stoves and ovens, along with a charbroiler, a salamander (heater), a deep fryer, and an all-purpose griddle.
While Al Pacino never went the route of the unknown actor waiting tables, he says he really enjoyed the experience of being a short order cook and practiced in New York at a restaurant and with friends who did have the experience.
“It’s a kind of joyful thing to do and an interesting challenge,” says Pacino. “You’ve got your french fries working here and on the griddle you’ve got your eggs and a hamburger. It’s fun to see if you can get all those things to come out at the same time. Johnny’s wild in the kitchen.”

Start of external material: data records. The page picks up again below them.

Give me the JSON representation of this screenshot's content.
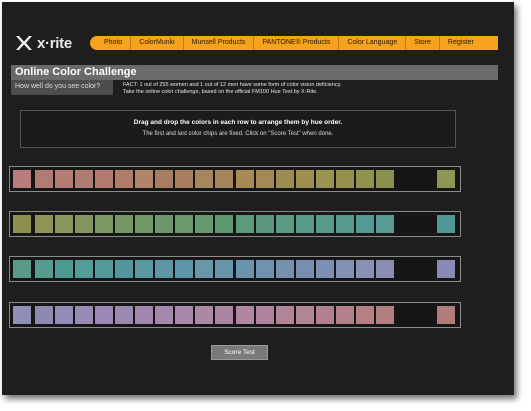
{
  "brand": {
    "logo_text": "x·rite"
  },
  "nav": {
    "items": [
      "Photo",
      "ColorMunki",
      "Munsell Products",
      "PANTONE® Products",
      "Color Language",
      "Store",
      "Register"
    ]
  },
  "header": {
    "title": "Online Color Challenge",
    "subtitle": "How well do you see color?",
    "fact_line_1": "FACT: 1 out of 255 women and 1 out of 12 men have some form of color vision deficiency.",
    "fact_line_2": "Take the online color challenge, based on the official FM100 Hue Test by X-Rite."
  },
  "instructions": {
    "line_1": "Drag and drop the colors in each row to arrange them by hue order.",
    "line_2": "The first and last color chips are fixed.  Click on \"Score Test\" when done."
  },
  "colors": {
    "accent": "#f5a21c",
    "background": "#1e1e1e"
  },
  "rows": [
    {
      "chips": [
        "#b67c7e",
        "#b27b76",
        "#b57d74",
        "#b07b70",
        "#b1796f",
        "#af7c6a",
        "#b2846a",
        "#a97d62",
        "#aa7f5f",
        "#a6865e",
        "#a4845a",
        "#a88a58",
        "#a38a55",
        "#9d8c52",
        "#a18f50",
        "#9b9351",
        "#95914d",
        "#8f914d",
        "#8b9250",
        "#8f9555"
      ]
    },
    {
      "chips": [
        "#8f8f50",
        "#8f9356",
        "#88975c",
        "#83955e",
        "#7c9760",
        "#789863",
        "#729866",
        "#6c976a",
        "#699a6e",
        "#65996f",
        "#5e9871",
        "#5d9a78",
        "#5b977d",
        "#5c9a83",
        "#589b8a",
        "#5a9a8a",
        "#57998c",
        "#549a92",
        "#579a96",
        "#509895"
      ]
    },
    {
      "chips": [
        "#5a9a88",
        "#559b8e",
        "#4f9993",
        "#539c97",
        "#55999a",
        "#55969e",
        "#5a98a3",
        "#5f96a6",
        "#5d94a7",
        "#6a97a7",
        "#6695aa",
        "#6a94ad",
        "#6e92b0",
        "#7691ad",
        "#778eb1",
        "#7c8fb4",
        "#8392b3",
        "#8890b4",
        "#8b8db3",
        "#888ab5"
      ]
    },
    {
      "chips": [
        "#8f8fb6",
        "#8d8ab2",
        "#928bb7",
        "#998ab6",
        "#9987b4",
        "#9b88ae",
        "#a086ae",
        "#a489ae",
        "#a888ab",
        "#ab88a6",
        "#ab84a2",
        "#b186a1",
        "#af849e",
        "#b38599",
        "#b38695",
        "#b3808f",
        "#b3818b",
        "#b57f84",
        "#b37e80",
        "#b17c7b"
      ]
    }
  ],
  "actions": {
    "score_label": "Score Test"
  }
}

Restaurateur Steve Restivo, a friend of Garry Marshall, examined the kitchen and gave Pacino some tips on handling pans, whipping eggs, cutting, slicing, boning; and shared pointers about keeping the griddle clean with the flat end of a spatula
and putting a towel on the oven when a dish is ready. Restivo appears on screen as Andreas, the night cook.

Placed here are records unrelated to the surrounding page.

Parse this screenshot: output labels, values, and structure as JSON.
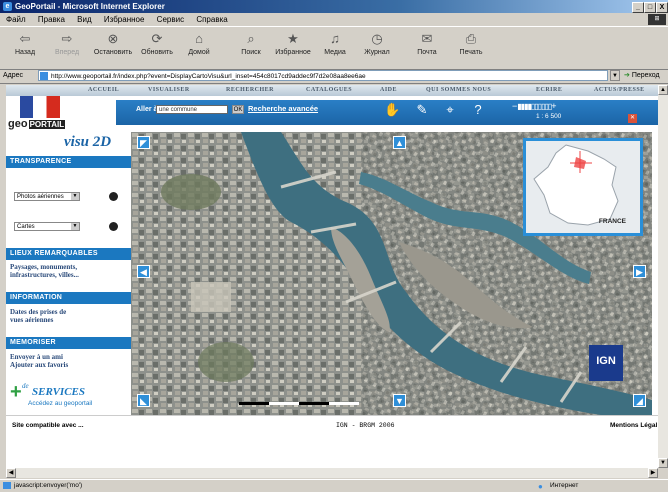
{
  "window": {
    "title": "GeoPortail - Microsoft Internet Explorer",
    "controls": [
      "_",
      "□",
      "X"
    ]
  },
  "menu": [
    "Файл",
    "Правка",
    "Вид",
    "Избранное",
    "Сервис",
    "Справка"
  ],
  "toolbar": {
    "buttons": [
      {
        "label": "Назад",
        "icon": "back-icon",
        "enabled": true
      },
      {
        "label": "Вперед",
        "icon": "forward-icon",
        "enabled": false
      },
      {
        "label": "Остановить",
        "icon": "stop-icon",
        "enabled": true
      },
      {
        "label": "Обновить",
        "icon": "refresh-icon",
        "enabled": true
      },
      {
        "label": "Домой",
        "icon": "home-icon",
        "enabled": true
      },
      {
        "label": "Поиск",
        "icon": "search-icon",
        "enabled": true
      },
      {
        "label": "Избранное",
        "icon": "favorites-icon",
        "enabled": true
      },
      {
        "label": "Медиа",
        "icon": "media-icon",
        "enabled": true
      },
      {
        "label": "Журнал",
        "icon": "history-icon",
        "enabled": true
      },
      {
        "label": "Почта",
        "icon": "mail-icon",
        "enabled": true
      },
      {
        "label": "Печать",
        "icon": "print-icon",
        "enabled": true
      }
    ]
  },
  "address": {
    "label": "Адрес",
    "url": "http://www.geoportail.fr/index.php?event=DisplayCartoVisu&url_inset=454c8017cd9addec9f7d2e08aa8ee6ae",
    "go_label": "Переход"
  },
  "nav": [
    "ACCUEIL",
    "VISUALISER",
    "RECHERCHER",
    "CATALOGUES",
    "AIDE",
    "QUI SOMMES NOUS",
    "ECRIRE",
    "ACTUS/PRESSE"
  ],
  "header": {
    "logo_text": "geo",
    "logo_badge": "PORTAIL",
    "aller_label": "Aller à",
    "aller_value": "une commune",
    "ok_label": "OK",
    "advanced_search": "Recherche avancée",
    "scale": "1 : 6 500",
    "zoom_minus": "−",
    "zoom_plus": "+"
  },
  "sidebar": {
    "title": "visu 2D",
    "transparence": {
      "heading": "TRANSPARENCE",
      "layer1": "Photos aériennes",
      "layer2": "Cartes"
    },
    "lieux": {
      "heading": "LIEUX REMARQUABLES",
      "text1": "Paysages, monuments,",
      "text2": "infrastructures, villes..."
    },
    "information": {
      "heading": "INFORMATION",
      "text1": "Dates des prises de",
      "text2": "vues aériennes"
    },
    "memoriser": {
      "heading": "MEMORISER",
      "text1": "Envoyer à un ami",
      "text2": "Ajouter aux favoris"
    },
    "services": {
      "prefix": "de",
      "title": "SERVICES",
      "subtitle": "Accédez au geoportail"
    }
  },
  "map": {
    "inset_label": "FRANCE",
    "logo": "IGN"
  },
  "footer": {
    "left": "Site compatible avec ...",
    "middle": "IGN - BRGM 2006",
    "right": "Mentions Légal"
  },
  "status": {
    "left": "javascript:envoyer('mo')",
    "right": "Интернет"
  },
  "colors": {
    "accent": "#1b78c0",
    "header_bar": "#1b64a6",
    "water": "#3e6f80"
  }
}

The dining area of the restaurant is decorated with a huge mural of Greece as befits its proud Greek-American proprietor.

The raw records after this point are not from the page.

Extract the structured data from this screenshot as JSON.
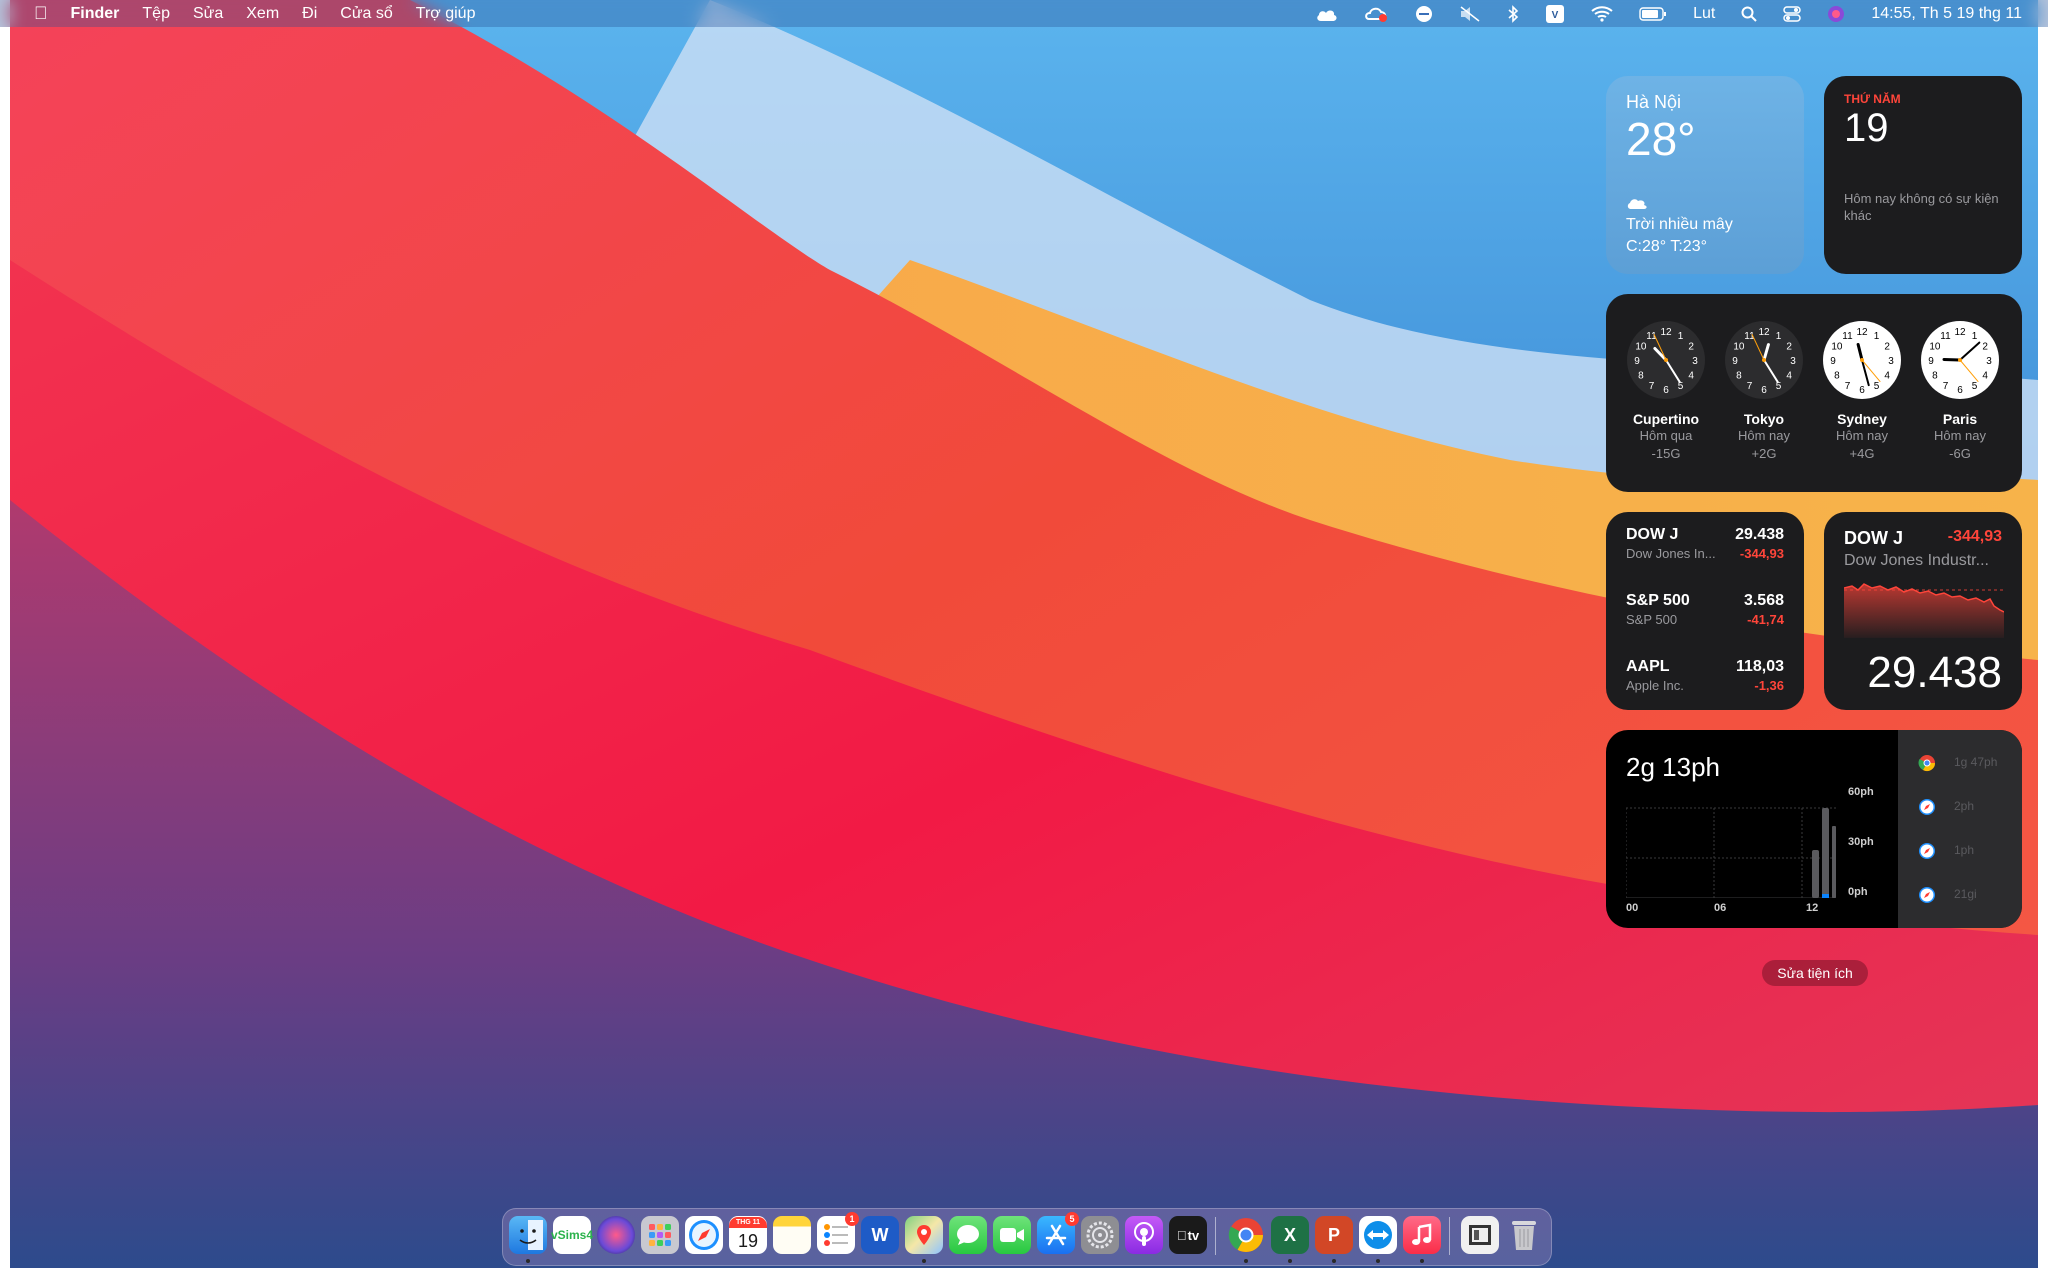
{
  "menubar": {
    "app_name": "Finder",
    "items": [
      "Tệp",
      "Sửa",
      "Xem",
      "Đi",
      "Cửa sổ",
      "Trợ giúp"
    ],
    "input_source": "Lut",
    "datetime": "14:55, Th 5 19 thg 11"
  },
  "weather": {
    "city": "Hà Nội",
    "temperature": "28°",
    "condition": "Trời nhiều mây",
    "high_low": "C:28° T:23°"
  },
  "calendar": {
    "weekday": "THỨ NĂM",
    "day": "19",
    "no_events": "Hôm nay không có sự kiện khác"
  },
  "world_clock": [
    {
      "city": "Cupertino",
      "day": "Hôm qua",
      "offset": "-15G",
      "face": "dark"
    },
    {
      "city": "Tokyo",
      "day": "Hôm nay",
      "offset": "+2G",
      "face": "dark"
    },
    {
      "city": "Sydney",
      "day": "Hôm nay",
      "offset": "+4G",
      "face": "light"
    },
    {
      "city": "Paris",
      "day": "Hôm nay",
      "offset": "-6G",
      "face": "light"
    }
  ],
  "stocks": [
    {
      "symbol": "DOW J",
      "name": "Dow Jones In...",
      "price": "29.438",
      "change": "-344,93"
    },
    {
      "symbol": "S&P 500",
      "name": "S&P 500",
      "price": "3.568",
      "change": "-41,74"
    },
    {
      "symbol": "AAPL",
      "name": "Apple Inc.",
      "price": "118,03",
      "change": "-1,36"
    }
  ],
  "stock_detail": {
    "symbol": "DOW J",
    "change": "-344,93",
    "name": "Dow Jones Industr...",
    "value": "29.438"
  },
  "screen_time": {
    "total": "2g 13ph",
    "y_labels": [
      "60ph",
      "30ph",
      "0ph"
    ],
    "x_labels": [
      "00",
      "06",
      "12"
    ],
    "apps": [
      {
        "icon": "chrome-icon",
        "time": "1g 47ph"
      },
      {
        "icon": "safari-icon",
        "time": "2ph"
      },
      {
        "icon": "safari-icon",
        "time": "1ph"
      },
      {
        "icon": "safari-icon",
        "time": "21gi"
      }
    ]
  },
  "edit_widgets_label": "Sửa tiện ích",
  "dock": {
    "calendar_month": "THG 11",
    "calendar_day": "19",
    "reminders_badge": "1",
    "appstore_badge": "5",
    "sims_label": "vSims4",
    "word_label": "W",
    "excel_label": "X",
    "ppt_label": "P",
    "tv_label": "tv"
  },
  "colors": {
    "negative": "#ff453a",
    "weather_bg": "#6eb3e6",
    "widget_dark": "#1c1c1e"
  }
}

Nick is also an avid soccer fan and player, evidenced by the many photos on display near the cash register — and the sling on his arm .
A portion of the New York Flowermart was created in a large warehouse that greensman Randy Martens and set dresser Kathe Klopp stocked to the rafters. Their shopping list included 20,000 carnations, 40,000 chrysanthemums, thousands more roses and gladioli, and 400 orchids, including cymbidian corsages one of which Johnny will pin on Frankie during their first date.
The floral selection encompassed Eastern nursery stock such as juniper, ficus and other typical New York houseplants.
Lower Manhattan is evoked in “Frankie & Johnny” through Frankie’s tiny apartment, typical of old West Side low-rent buildings, where Frankie has lived since arriving from Pennsylvania many years ago. This irregular one-room affair is barely a studio apartment.
A minimal kitchen is squeezed into a former hallway with a fold- down ironing board as the only counter. A sofa opens to a bed at night, consuming the limited floor space.
But, as befits its former grander life, the apartment has a wonderful large bay window. Unfortunately, the only views available are into the windows of apartments facing the back courtyard. These residents are observed by Frankie from her
apartment. For these anonymous characters established by McNally in the screenplay, Brenner constructed two more apartment buildings on Stage 17.
Costume designer Rosanna Norton says she received many details from Marshall about the neighbors whose lives are glimpsed through Frankie’s window.
“In all, there are 94 identifiable characters in the story,” says Norton, “and while each of them has a personality, many have no lines. The most effective way to describe these people is by their wardrobe, which is easy if someone’s a nurse, but more of a challenge if they’re the elderly neighbor, for example.
“On this film, it was fun to work out with the actors how they would gussy up the restaurant uniforms to express themselves, just like kids will do with school uniforms. Frankie
uses the plain uniform to hide her body and adds a few of her girlish elephant pins. Cora, on the other hand, hikes it up to a mini-skirt, adds mesh stockings, high heels and tons of jewelry.
Nedda manages to make it plainer with an old sweater and clunky shoes. Even the guys attempt to distinguish themselves beyond the uniform, like Johnny with his colorful array of bandannas.”
The play that inspired “Frankie & Johnny” opened on October 27, 1987 at the Manhattan Theatre Club and was transferred to the Westside Arts Theatre in early December that year. “Frankie and Johnny in the Clair de Lune” won the Dramatists Guild’s Hull Warriner Award for Best Play and was nominated for the Outer Critics Circle Award. Terrence McNally’s play opened in Los Angeles at the Mark Taper Forum in November 1988 and, since then, has been staged in hundreds of productions worldwide.